The task = Nothing is to be altered; the data must be repeated exactly.

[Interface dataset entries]
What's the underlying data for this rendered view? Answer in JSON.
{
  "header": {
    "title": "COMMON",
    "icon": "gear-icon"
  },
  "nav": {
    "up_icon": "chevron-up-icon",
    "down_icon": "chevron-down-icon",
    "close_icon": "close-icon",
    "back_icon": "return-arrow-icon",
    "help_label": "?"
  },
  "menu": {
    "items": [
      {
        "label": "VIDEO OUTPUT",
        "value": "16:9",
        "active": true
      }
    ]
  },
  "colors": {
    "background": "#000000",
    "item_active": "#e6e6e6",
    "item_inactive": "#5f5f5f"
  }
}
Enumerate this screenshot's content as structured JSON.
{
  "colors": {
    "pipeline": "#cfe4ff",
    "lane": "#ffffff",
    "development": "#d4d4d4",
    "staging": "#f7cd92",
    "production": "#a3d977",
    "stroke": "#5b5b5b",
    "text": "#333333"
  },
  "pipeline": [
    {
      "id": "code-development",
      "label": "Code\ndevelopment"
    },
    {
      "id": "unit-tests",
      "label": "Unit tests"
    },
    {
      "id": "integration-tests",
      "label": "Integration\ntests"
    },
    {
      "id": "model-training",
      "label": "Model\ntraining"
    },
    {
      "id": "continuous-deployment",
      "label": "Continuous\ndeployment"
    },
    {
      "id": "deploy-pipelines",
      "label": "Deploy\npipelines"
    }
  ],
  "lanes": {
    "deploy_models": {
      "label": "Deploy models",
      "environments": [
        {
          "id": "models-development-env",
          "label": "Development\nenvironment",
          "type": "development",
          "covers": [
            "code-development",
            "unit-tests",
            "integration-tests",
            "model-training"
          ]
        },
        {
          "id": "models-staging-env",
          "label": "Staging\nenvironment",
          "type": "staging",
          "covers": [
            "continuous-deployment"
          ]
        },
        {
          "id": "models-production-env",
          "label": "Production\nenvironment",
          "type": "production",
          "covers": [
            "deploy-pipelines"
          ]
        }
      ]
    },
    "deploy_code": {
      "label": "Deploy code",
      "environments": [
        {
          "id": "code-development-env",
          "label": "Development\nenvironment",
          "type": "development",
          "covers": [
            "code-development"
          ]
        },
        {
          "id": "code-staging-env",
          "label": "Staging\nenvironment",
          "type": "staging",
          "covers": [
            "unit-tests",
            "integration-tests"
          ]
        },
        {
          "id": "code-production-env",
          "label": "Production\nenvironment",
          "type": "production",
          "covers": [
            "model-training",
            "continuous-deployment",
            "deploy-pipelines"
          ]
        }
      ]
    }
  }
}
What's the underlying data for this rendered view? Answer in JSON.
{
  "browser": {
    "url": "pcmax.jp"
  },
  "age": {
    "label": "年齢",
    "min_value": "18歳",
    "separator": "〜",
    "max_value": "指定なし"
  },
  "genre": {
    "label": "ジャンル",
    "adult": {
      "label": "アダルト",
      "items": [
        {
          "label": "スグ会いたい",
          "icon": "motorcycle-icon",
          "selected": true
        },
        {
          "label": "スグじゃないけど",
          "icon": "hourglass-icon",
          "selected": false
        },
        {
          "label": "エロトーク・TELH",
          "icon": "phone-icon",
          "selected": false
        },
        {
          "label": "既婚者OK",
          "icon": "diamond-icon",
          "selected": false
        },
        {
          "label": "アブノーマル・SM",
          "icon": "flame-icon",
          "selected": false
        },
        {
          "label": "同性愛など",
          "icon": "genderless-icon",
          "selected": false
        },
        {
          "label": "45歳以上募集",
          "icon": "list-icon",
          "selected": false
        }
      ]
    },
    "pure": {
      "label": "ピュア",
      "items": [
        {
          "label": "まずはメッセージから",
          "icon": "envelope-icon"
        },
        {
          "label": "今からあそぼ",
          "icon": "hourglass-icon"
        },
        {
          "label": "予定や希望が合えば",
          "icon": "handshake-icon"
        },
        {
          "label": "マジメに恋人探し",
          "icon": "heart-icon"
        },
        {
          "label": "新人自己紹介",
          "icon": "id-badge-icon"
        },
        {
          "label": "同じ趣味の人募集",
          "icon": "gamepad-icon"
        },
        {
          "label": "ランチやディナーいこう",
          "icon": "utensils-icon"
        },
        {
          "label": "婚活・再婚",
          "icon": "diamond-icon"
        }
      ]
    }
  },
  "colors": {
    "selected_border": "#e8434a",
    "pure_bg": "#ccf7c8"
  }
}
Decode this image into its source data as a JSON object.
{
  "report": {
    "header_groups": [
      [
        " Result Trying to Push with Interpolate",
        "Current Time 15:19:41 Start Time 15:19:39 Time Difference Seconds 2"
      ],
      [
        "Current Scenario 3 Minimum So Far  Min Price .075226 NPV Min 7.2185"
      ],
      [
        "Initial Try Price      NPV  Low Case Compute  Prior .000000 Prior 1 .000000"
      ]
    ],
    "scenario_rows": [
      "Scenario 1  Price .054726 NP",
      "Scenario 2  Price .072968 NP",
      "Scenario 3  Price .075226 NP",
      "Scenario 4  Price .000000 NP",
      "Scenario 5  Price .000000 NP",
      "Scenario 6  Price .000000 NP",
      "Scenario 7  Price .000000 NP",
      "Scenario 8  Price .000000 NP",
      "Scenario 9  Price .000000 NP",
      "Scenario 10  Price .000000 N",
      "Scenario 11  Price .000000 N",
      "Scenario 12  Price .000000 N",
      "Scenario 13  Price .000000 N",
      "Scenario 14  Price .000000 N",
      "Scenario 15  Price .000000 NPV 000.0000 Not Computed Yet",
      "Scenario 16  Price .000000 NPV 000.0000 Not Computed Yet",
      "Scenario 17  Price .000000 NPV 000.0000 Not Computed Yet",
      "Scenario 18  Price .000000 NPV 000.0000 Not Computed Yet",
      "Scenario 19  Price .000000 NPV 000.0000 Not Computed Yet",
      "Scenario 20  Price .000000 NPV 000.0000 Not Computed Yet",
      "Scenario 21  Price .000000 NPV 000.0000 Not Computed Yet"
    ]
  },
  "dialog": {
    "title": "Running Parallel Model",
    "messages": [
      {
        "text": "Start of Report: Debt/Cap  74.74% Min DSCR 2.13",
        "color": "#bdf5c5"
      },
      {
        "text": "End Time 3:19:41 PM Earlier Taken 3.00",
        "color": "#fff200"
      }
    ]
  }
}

Answer section =
What's the underlying data for this rendered view? Answer in JSON.
{
  "header": {
    "title": "COMMON",
    "icon": "gear-icon"
  },
  "nav": {
    "up_icon": "chevron-up-icon",
    "down_icon": "chevron-down-icon",
    "close_icon": "close-icon",
    "back_icon": "return-arrow-icon",
    "help_label": "?"
  },
  "menu": {
    "items": [
      {
        "label": "VIDEO OUTPUT",
        "value": "16:9",
        "active": true
      }
    ]
  },
  "colors": {
    "background": "#000000",
    "item_active": "#e6e6e6",
    "item_inactive": "#5f5f5f"
  }
}
Enumerate this screenshot's content as structured JSON.
{
  "colors": {
    "pipeline": "#cfe4ff",
    "lane": "#ffffff",
    "development": "#d4d4d4",
    "staging": "#f7cd92",
    "production": "#a3d977",
    "stroke": "#5b5b5b",
    "text": "#333333"
  },
  "pipeline": [
    {
      "id": "code-development",
      "label": "Code\ndevelopment"
    },
    {
      "id": "unit-tests",
      "label": "Unit tests"
    },
    {
      "id": "integration-tests",
      "label": "Integration\ntests"
    },
    {
      "id": "model-training",
      "label": "Model\ntraining"
    },
    {
      "id": "continuous-deployment",
      "label": "Continuous\ndeployment"
    },
    {
      "id": "deploy-pipelines",
      "label": "Deploy\npipelines"
    }
  ],
  "lanes": {
    "deploy_models": {
      "label": "Deploy models",
      "environments": [
        {
          "id": "models-development-env",
          "label": "Development\nenvironment",
          "type": "development",
          "covers": [
            "code-development",
            "unit-tests",
            "integration-tests",
            "model-training"
          ]
        },
        {
          "id": "models-staging-env",
          "label": "Staging\nenvironment",
          "type": "staging",
          "covers": [
            "continuous-deployment"
          ]
        },
        {
          "id": "models-production-env",
          "label": "Production\nenvironment",
          "type": "production",
          "covers": [
            "deploy-pipelines"
          ]
        }
      ]
    },
    "deploy_code": {
      "label": "Deploy code",
      "environments": [
        {
          "id": "code-development-env",
          "label": "Development\nenvironment",
          "type": "development",
          "covers": [
            "code-development"
          ]
        },
        {
          "id": "code-staging-env",
          "label": "Staging\nenvironment",
          "type": "staging",
          "covers": [
            "unit-tests",
            "integration-tests"
          ]
        },
        {
          "id": "code-production-env",
          "label": "Production\nenvironment",
          "type": "production",
          "covers": [
            "model-training",
            "continuous-deployment",
            "deploy-pipelines"
          ]
        }
      ]
    }
  }
}
What's the underlying data for this rendered view? Answer in JSON.
{
  "browser": {
    "url": "pcmax.jp"
  },
  "age": {
    "label": "年齢",
    "min_value": "18歳",
    "separator": "〜",
    "max_value": "指定なし"
  },
  "genre": {
    "label": "ジャンル",
    "adult": {
      "label": "アダルト",
      "items": [
        {
          "label": "スグ会いたい",
          "icon": "motorcycle-icon",
          "selected": true
        },
        {
          "label": "スグじゃないけど",
          "icon": "hourglass-icon",
          "selected": false
        },
        {
          "label": "エロトーク・TELH",
          "icon": "phone-icon",
          "selected": false
        },
        {
          "label": "既婚者OK",
          "icon": "diamond-icon",
          "selected": false
        },
        {
          "label": "アブノーマル・SM",
          "icon": "flame-icon",
          "selected": false
        },
        {
          "label": "同性愛など",
          "icon": "genderless-icon",
          "selected": false
        },
        {
          "label": "45歳以上募集",
          "icon": "list-icon",
          "selected": false
        }
      ]
    },
    "pure": {
      "label": "ピュア",
      "items": [
        {
          "label": "まずはメッセージから",
          "icon": "envelope-icon"
        },
        {
          "label": "今からあそぼ",
          "icon": "hourglass-icon"
        },
        {
          "label": "予定や希望が合えば",
          "icon": "handshake-icon"
        },
        {
          "label": "マジメに恋人探し",
          "icon": "heart-icon"
        },
        {
          "label": "新人自己紹介",
          "icon": "id-badge-icon"
        },
        {
          "label": "同じ趣味の人募集",
          "icon": "gamepad-icon"
        },
        {
          "label": "ランチやディナーいこう",
          "icon": "utensils-icon"
        },
        {
          "label": "婚活・再婚",
          "icon": "diamond-icon"
        }
      ]
    }
  },
  "colors": {
    "selected_border": "#e8434a",
    "pure_bg": "#ccf7c8"
  }
}
Decode this image into its source data as a JSON object.
{
  "report": {
    "header_groups": [
      [
        " Result Trying to Push with Interpolate",
        "Current Time 15:19:41 Start Time 15:19:39 Time Difference Seconds 2"
      ],
      [
        "Current Scenario 3 Minimum So Far  Min Price .075226 NPV Min 7.2185"
      ],
      [
        "Initial Try Price      NPV  Low Case Compute  Prior .000000 Prior 1 .000000"
      ]
    ],
    "scenario_rows": [
      "Scenario 1  Price .054726 NP",
      "Scenario 2  Price .072968 NP",
      "Scenario 3  Price .075226 NP",
      "Scenario 4  Price .000000 NP",
      "Scenario 5  Price .000000 NP",
      "Scenario 6  Price .000000 NP",
      "Scenario 7  Price .000000 NP",
      "Scenario 8  Price .000000 NP",
      "Scenario 9  Price .000000 NP",
      "Scenario 10  Price .000000 N",
      "Scenario 11  Price .000000 N",
      "Scenario 12  Price .000000 N",
      "Scenario 13  Price .000000 N",
      "Scenario 14  Price .000000 N",
      "Scenario 15  Price .000000 NPV 000.0000 Not Computed Yet",
      "Scenario 16  Price .000000 NPV 000.0000 Not Computed Yet",
      "Scenario 17  Price .000000 NPV 000.0000 Not Computed Yet",
      "Scenario 18  Price .000000 NPV 000.0000 Not Computed Yet",
      "Scenario 19  Price .000000 NPV 000.0000 Not Computed Yet",
      "Scenario 20  Price .000000 NPV 000.0000 Not Computed Yet",
      "Scenario 21  Price .000000 NPV 000.0000 Not Computed Yet"
    ]
  },
  "dialog": {
    "title": "Running Parallel Model",
    "messages": [
      {
        "text": "Start of Report: Debt/Cap  74.74% Min DSCR 2.13",
        "color": "#bdf5c5"
      },
      {
        "text": "End Time 3:19:41 PM Earlier Taken 3.00",
        "color": "#fff200"
      }
    ]
  }
}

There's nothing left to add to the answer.